A Merrill Insight poll of more than 200 M&A professionals from around the world found that 52 percent of respondents are convinced the market is headed in a positive direction over the course of the next year, up 12 percent from the last poll in November. At that time, 48 percent felt the market would remain neutral.
Politics could be the dark horse, potentially halting deals, according to 35 percent of respondents. The U.S. is on the verge of a presidential election next year that is poised to become contentious, and the matter of Britain’s impending exit from the European Union could have far-reaching consequences. Both might make investors wary, at least until the dust settles.
Other concerns highlighted in the poll include investor confidence, data privacy, antitrust/competition issues and national security, though all ranked significantly lower than possible political turmoil.
The best opportunities for growth, according to respondents, are as follows:
- Health care IT (44 percent)
- Population health (25 percent)
- Precision medicine (25 percent)
- Diagnostics and devices (24 percent)
- Next generation sequencing (22 percent)
- Medical marijuana (20 percent)
- Biosensors and trackers (20 percent)
- Point of care delivery (19 percent)
- Immunotherapy (19 percent)
- Telehealth (18 percent)
- Infrastructure and operations (10 percent)
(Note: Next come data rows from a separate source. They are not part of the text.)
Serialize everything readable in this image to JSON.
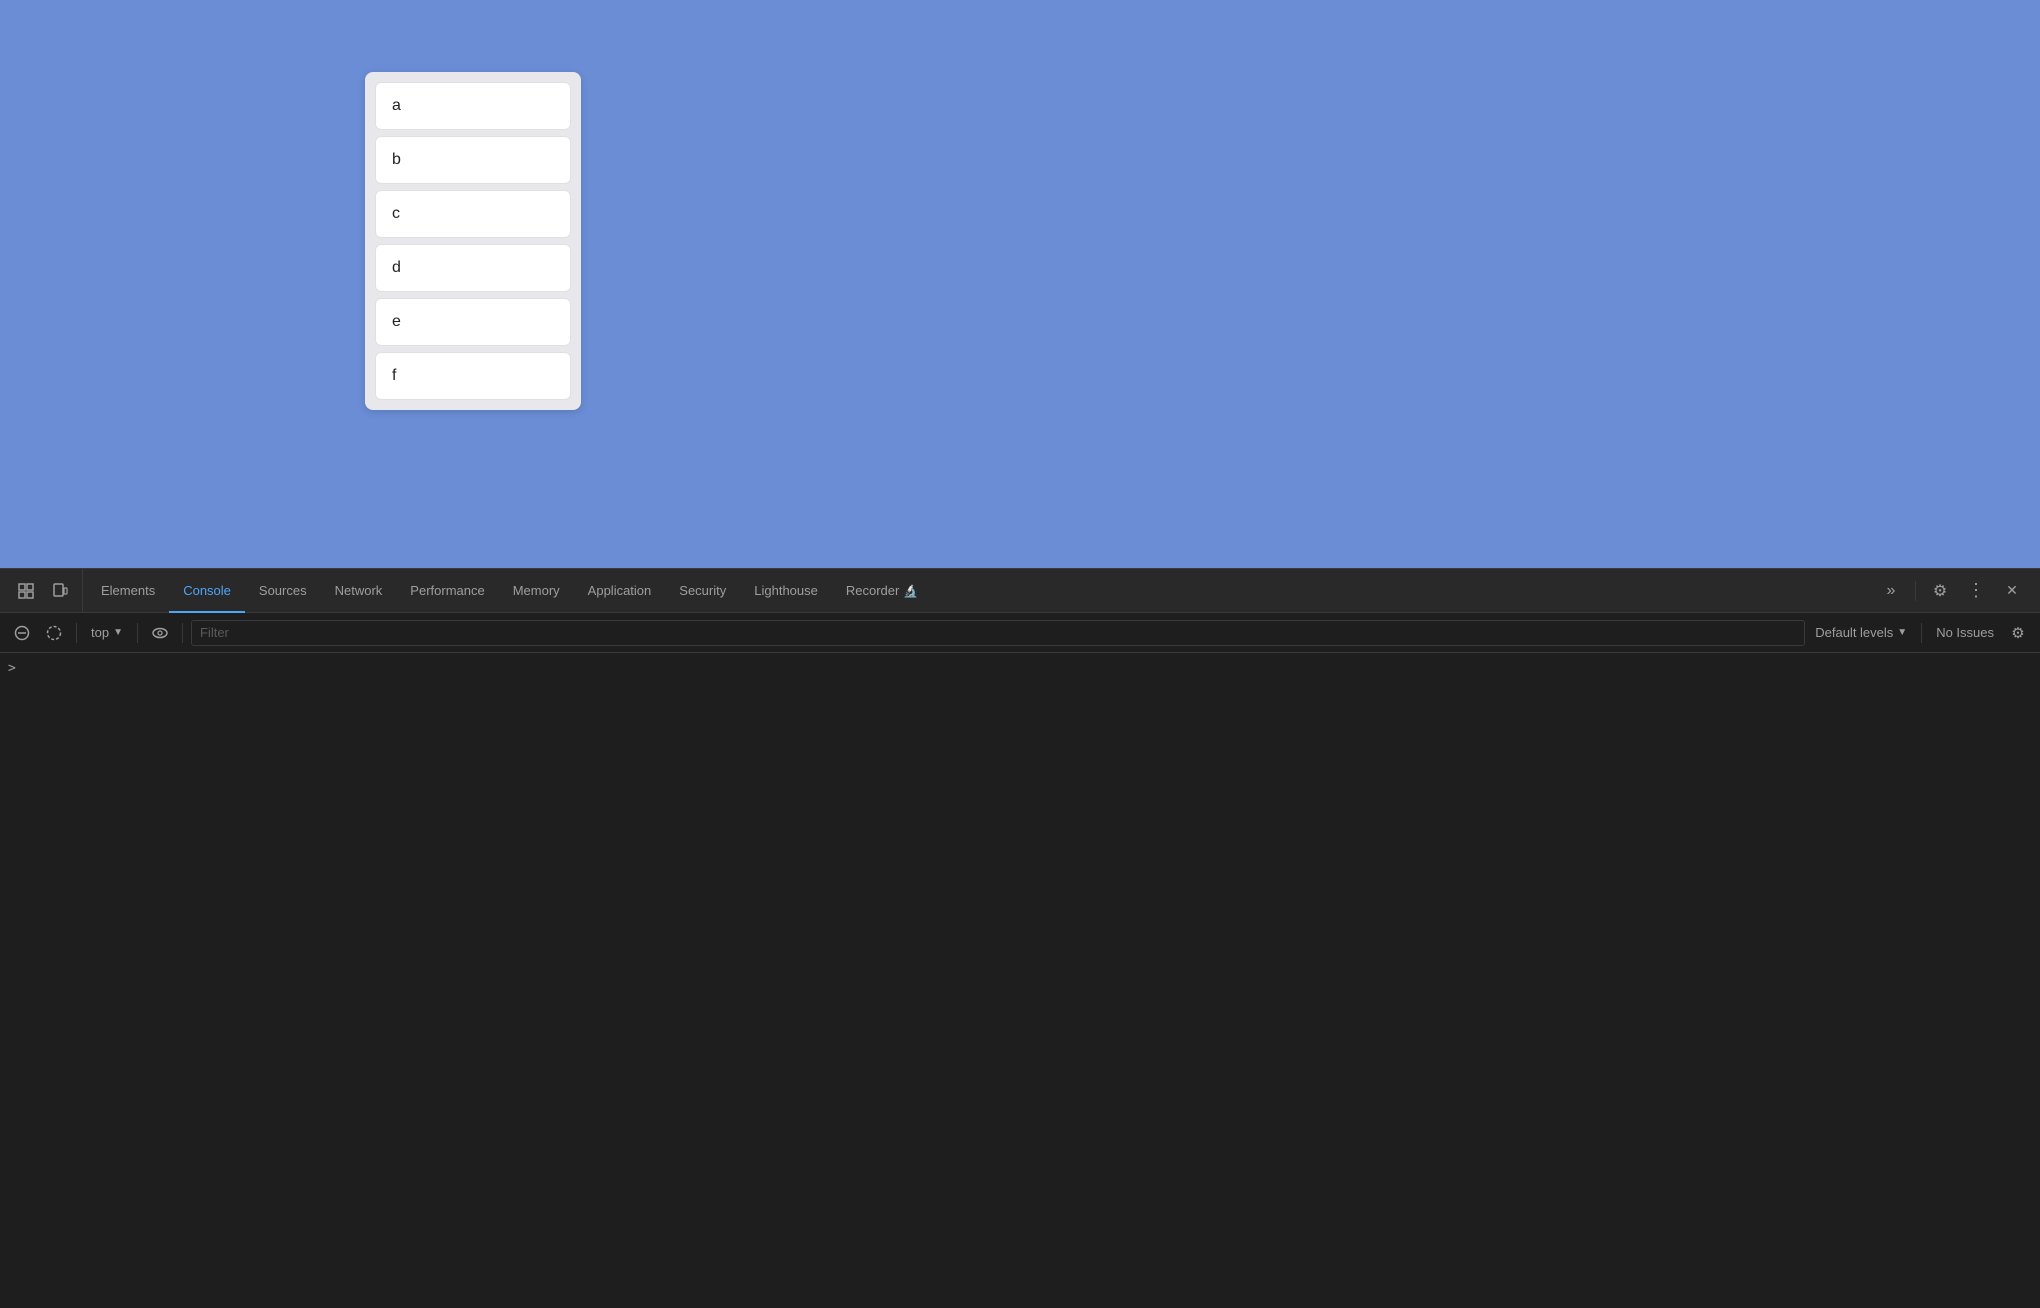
{
  "browser": {
    "background_color": "#6b8dd6"
  },
  "card": {
    "items": [
      {
        "label": "a"
      },
      {
        "label": "b"
      },
      {
        "label": "c"
      },
      {
        "label": "d"
      },
      {
        "label": "e"
      },
      {
        "label": "f"
      }
    ]
  },
  "devtools": {
    "tabs": [
      {
        "id": "elements",
        "label": "Elements",
        "active": false
      },
      {
        "id": "console",
        "label": "Console",
        "active": true
      },
      {
        "id": "sources",
        "label": "Sources",
        "active": false
      },
      {
        "id": "network",
        "label": "Network",
        "active": false
      },
      {
        "id": "performance",
        "label": "Performance",
        "active": false
      },
      {
        "id": "memory",
        "label": "Memory",
        "active": false
      },
      {
        "id": "application",
        "label": "Application",
        "active": false
      },
      {
        "id": "security",
        "label": "Security",
        "active": false
      },
      {
        "id": "lighthouse",
        "label": "Lighthouse",
        "active": false
      },
      {
        "id": "recorder",
        "label": "Recorder",
        "active": false
      }
    ],
    "toolbar": {
      "context_label": "top",
      "filter_placeholder": "Filter",
      "default_levels_label": "Default levels",
      "no_issues_label": "No Issues",
      "settings_icon": "⚙",
      "more_icon": "⋮",
      "close_icon": "✕"
    },
    "console_prompt": ">"
  }
}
Hurdles exist, as well. Data connectivity ranked as the largest obstacle to overcome in order to fully leverage technology, according to 40 percent of respondents. This was followed by technology and health care collaboration (23 percent), lack of user experience focus (14 percent), technology-as-a-cost-center culture (12 percent) and the technology talent gap (10 percent). Regardless of what happens, the consensus is clear: a shift to a technology-based business environment is underway, compelling life sciences and health care entities to acquire other companies or forge alliances in order to remain competitive.